#### Work instructions:
Among the entries below, find every line that contains the string "ZYLINDER", then copy it.

**** Listed records

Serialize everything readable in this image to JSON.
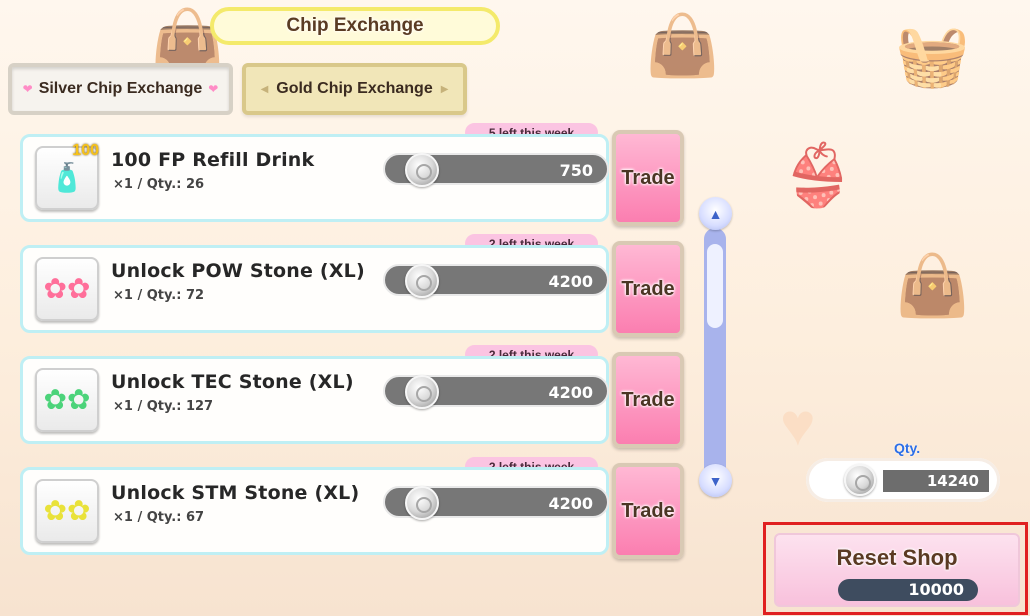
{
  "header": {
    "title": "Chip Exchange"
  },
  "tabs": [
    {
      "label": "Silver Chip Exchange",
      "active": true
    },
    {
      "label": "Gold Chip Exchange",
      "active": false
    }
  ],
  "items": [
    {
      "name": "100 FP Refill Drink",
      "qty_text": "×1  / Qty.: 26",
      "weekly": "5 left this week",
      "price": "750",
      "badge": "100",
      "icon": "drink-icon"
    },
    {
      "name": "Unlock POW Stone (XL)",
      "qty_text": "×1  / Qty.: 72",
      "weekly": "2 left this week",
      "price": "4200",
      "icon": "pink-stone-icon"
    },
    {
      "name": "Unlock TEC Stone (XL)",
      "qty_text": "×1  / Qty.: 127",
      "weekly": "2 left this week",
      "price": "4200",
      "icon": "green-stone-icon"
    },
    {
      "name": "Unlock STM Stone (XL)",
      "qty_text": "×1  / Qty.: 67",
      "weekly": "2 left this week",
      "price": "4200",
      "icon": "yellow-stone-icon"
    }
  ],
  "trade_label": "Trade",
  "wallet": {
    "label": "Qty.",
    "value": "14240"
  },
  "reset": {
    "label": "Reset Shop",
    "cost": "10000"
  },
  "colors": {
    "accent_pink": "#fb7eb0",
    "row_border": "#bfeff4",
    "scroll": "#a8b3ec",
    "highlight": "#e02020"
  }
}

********
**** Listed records

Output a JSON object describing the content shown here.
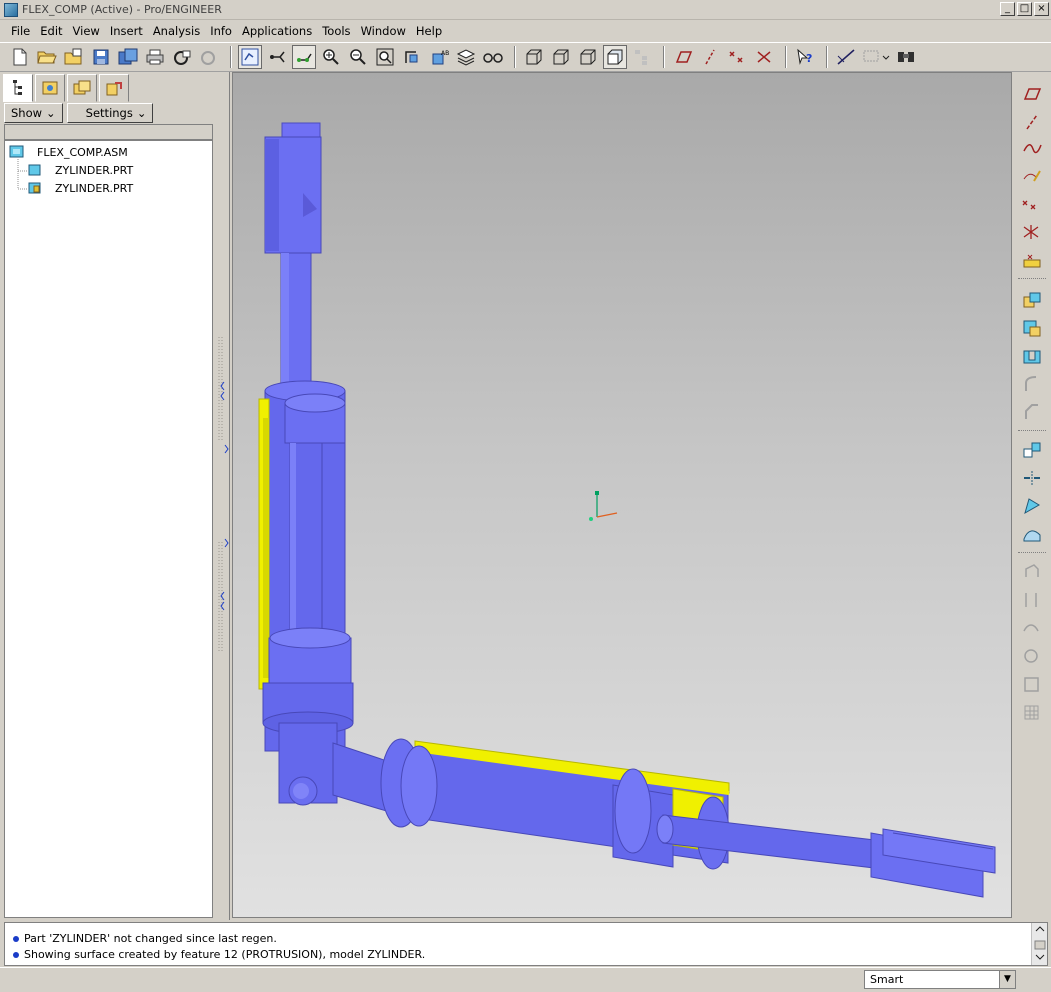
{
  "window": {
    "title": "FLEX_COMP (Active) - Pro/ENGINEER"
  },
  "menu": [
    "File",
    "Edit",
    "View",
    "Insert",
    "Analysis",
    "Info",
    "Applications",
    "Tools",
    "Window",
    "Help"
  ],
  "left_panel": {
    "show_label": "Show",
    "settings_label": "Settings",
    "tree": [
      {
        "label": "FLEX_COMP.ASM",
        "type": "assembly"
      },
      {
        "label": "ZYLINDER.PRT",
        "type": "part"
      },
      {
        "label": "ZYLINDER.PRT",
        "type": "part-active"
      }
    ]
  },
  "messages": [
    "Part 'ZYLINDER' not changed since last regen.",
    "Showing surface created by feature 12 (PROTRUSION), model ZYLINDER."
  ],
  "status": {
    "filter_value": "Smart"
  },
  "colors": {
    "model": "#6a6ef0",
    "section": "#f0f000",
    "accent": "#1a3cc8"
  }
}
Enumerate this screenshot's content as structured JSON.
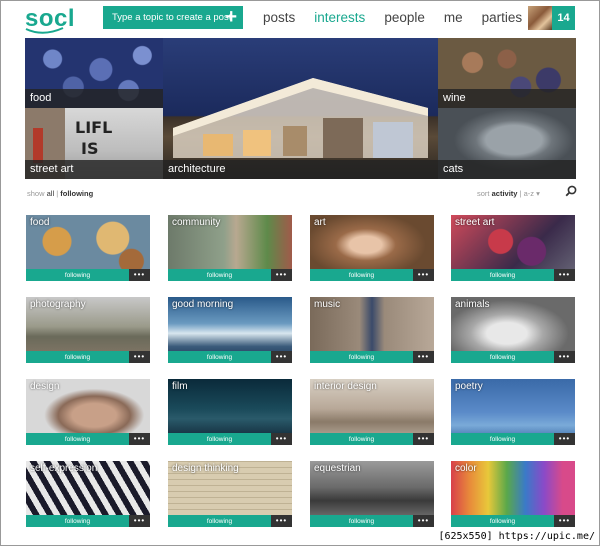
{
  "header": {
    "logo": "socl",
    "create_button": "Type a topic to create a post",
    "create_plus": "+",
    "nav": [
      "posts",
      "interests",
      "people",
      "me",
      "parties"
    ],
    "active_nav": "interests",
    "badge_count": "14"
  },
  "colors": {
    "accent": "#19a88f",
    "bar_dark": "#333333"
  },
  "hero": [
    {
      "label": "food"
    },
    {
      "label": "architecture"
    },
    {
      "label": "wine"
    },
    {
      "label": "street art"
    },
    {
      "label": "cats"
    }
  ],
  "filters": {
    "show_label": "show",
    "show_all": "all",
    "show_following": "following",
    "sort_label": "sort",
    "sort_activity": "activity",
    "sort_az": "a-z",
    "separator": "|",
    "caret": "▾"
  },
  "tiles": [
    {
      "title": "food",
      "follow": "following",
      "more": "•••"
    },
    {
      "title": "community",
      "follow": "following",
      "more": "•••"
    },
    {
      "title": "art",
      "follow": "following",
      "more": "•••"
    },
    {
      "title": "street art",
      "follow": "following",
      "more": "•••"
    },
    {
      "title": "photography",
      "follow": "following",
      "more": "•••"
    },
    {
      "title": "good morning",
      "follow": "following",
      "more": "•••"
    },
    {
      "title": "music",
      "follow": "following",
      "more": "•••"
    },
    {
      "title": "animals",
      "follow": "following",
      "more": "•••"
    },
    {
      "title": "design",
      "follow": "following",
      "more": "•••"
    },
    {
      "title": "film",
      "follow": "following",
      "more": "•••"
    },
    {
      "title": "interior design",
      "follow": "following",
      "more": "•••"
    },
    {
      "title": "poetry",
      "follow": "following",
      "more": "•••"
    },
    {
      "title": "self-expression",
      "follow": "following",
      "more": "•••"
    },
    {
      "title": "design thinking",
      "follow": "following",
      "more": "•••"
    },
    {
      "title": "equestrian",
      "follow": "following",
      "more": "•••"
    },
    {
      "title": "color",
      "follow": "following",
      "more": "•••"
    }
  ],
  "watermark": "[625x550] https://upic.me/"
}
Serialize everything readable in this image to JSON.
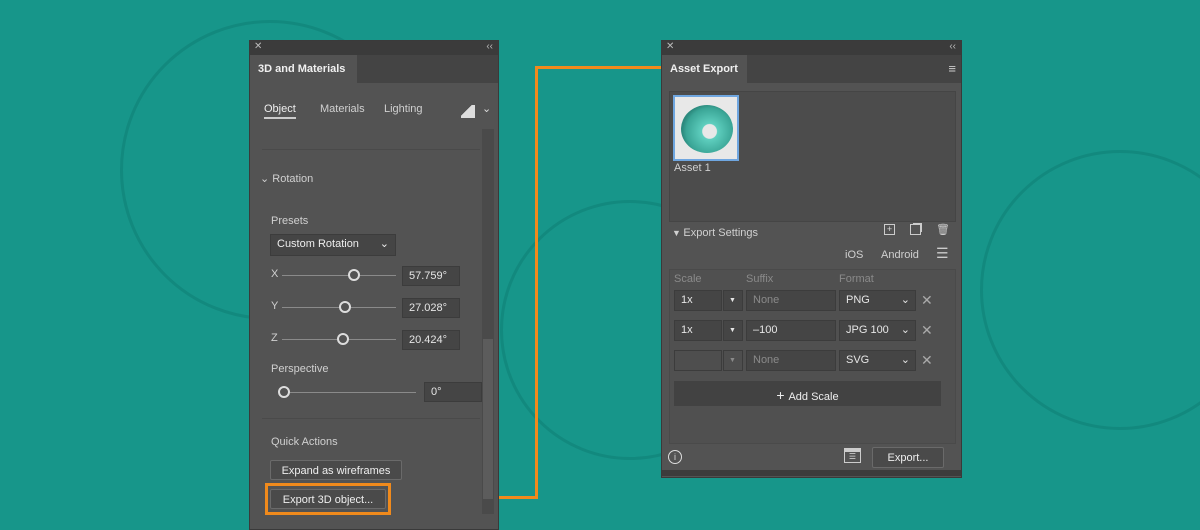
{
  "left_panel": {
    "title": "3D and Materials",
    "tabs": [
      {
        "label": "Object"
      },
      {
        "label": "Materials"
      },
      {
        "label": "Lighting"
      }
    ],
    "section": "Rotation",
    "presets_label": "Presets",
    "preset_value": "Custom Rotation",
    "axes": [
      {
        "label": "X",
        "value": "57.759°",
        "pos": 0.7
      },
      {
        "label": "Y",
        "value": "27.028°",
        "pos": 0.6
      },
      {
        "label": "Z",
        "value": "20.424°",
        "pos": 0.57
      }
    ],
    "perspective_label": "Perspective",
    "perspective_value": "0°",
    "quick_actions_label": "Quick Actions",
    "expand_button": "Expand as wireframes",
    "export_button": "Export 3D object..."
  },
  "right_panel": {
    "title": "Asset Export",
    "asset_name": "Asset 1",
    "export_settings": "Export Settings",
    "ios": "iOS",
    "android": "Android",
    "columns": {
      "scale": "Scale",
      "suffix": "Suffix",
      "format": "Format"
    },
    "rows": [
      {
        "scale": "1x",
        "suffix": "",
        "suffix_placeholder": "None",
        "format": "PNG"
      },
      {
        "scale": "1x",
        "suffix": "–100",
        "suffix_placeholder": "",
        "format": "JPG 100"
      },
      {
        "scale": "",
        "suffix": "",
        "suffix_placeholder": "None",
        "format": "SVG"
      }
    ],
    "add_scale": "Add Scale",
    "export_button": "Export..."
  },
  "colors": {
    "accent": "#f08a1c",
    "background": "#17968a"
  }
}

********

#### Task response:
        "label": "ZYLINDER.PRT",
        "label": "ZYLINDER.PRT",
    "Part 'ZYLINDER' not changed since last regen.",
    "Showing surface created by feature 12 (PROTRUSION), model ZYLINDER."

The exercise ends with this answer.